**INPUT RECORDS**
--- START ---
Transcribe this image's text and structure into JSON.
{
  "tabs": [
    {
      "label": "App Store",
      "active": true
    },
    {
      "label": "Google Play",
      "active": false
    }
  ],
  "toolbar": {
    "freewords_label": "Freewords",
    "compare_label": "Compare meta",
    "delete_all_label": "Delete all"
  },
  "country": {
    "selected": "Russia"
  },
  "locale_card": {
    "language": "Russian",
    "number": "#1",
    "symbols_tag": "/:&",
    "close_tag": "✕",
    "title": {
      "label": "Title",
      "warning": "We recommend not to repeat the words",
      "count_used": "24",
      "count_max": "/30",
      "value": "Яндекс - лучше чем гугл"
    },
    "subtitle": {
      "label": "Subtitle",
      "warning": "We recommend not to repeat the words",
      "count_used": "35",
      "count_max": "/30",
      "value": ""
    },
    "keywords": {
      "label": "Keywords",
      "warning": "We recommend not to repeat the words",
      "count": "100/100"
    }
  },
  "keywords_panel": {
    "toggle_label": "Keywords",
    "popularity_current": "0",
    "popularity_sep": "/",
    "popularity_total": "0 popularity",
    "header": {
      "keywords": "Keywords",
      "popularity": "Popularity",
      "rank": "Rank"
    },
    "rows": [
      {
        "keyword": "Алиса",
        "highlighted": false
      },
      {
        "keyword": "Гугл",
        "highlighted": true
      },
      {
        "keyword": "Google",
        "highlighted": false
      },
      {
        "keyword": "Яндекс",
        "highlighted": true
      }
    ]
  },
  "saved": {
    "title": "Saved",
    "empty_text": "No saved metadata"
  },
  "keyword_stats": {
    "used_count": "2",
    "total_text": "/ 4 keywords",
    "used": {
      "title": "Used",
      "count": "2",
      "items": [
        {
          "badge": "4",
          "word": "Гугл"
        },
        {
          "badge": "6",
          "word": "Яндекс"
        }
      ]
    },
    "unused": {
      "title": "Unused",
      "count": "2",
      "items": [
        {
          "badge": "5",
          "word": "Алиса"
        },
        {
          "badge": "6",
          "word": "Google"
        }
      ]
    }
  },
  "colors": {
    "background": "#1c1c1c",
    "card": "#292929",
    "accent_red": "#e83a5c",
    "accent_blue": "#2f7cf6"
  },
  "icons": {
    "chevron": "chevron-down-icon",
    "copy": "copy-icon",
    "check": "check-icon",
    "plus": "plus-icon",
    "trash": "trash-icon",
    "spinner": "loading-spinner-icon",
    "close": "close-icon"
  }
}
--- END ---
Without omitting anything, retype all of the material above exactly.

Transcribe this image's text and structure into JSON.
{
  "tabs": [
    {
      "label": "App Store",
      "active": true
    },
    {
      "label": "Google Play",
      "active": false
    }
  ],
  "toolbar": {
    "freewords_label": "Freewords",
    "compare_label": "Compare meta",
    "delete_all_label": "Delete all"
  },
  "country": {
    "selected": "Russia"
  },
  "locale_card": {
    "language": "Russian",
    "number": "#1",
    "symbols_tag": "/:&",
    "close_tag": "✕",
    "title": {
      "label": "Title",
      "warning": "We recommend not to repeat the words",
      "count_used": "24",
      "count_max": "/30",
      "value": "Яндекс - лучше чем гугл"
    },
    "subtitle": {
      "label": "Subtitle",
      "warning": "We recommend not to repeat the words",
      "count_used": "35",
      "count_max": "/30",
      "value": ""
    },
    "keywords": {
      "label": "Keywords",
      "warning": "We recommend not to repeat the words",
      "count": "100/100"
    }
  },
  "keywords_panel": {
    "toggle_label": "Keywords",
    "popularity_current": "0",
    "popularity_sep": "/",
    "popularity_total": "0 popularity",
    "header": {
      "keywords": "Keywords",
      "popularity": "Popularity",
      "rank": "Rank"
    },
    "rows": [
      {
        "keyword": "Алиса",
        "highlighted": false
      },
      {
        "keyword": "Гугл",
        "highlighted": true
      },
      {
        "keyword": "Google",
        "highlighted": false
      },
      {
        "keyword": "Яндекс",
        "highlighted": true
      }
    ]
  },
  "saved": {
    "title": "Saved",
    "empty_text": "No saved metadata"
  },
  "keyword_stats": {
    "used_count": "2",
    "total_text": "/ 4 keywords",
    "used": {
      "title": "Used",
      "count": "2",
      "items": [
        {
          "badge": "4",
          "word": "Гугл"
        },
        {
          "badge": "6",
          "word": "Яндекс"
        }
      ]
    },
    "unused": {
      "title": "Unused",
      "count": "2",
      "items": [
        {
          "badge": "5",
          "word": "Алиса"
        },
        {
          "badge": "6",
          "word": "Google"
        }
      ]
    }
  },
  "colors": {
    "background": "#1c1c1c",
    "card": "#292929",
    "accent_red": "#e83a5c",
    "accent_blue": "#2f7cf6"
  },
  "icons": {
    "chevron": "chevron-down-icon",
    "copy": "copy-icon",
    "check": "check-icon",
    "plus": "plus-icon",
    "trash": "trash-icon",
    "spinner": "loading-spinner-icon",
    "close": "close-icon"
  }
}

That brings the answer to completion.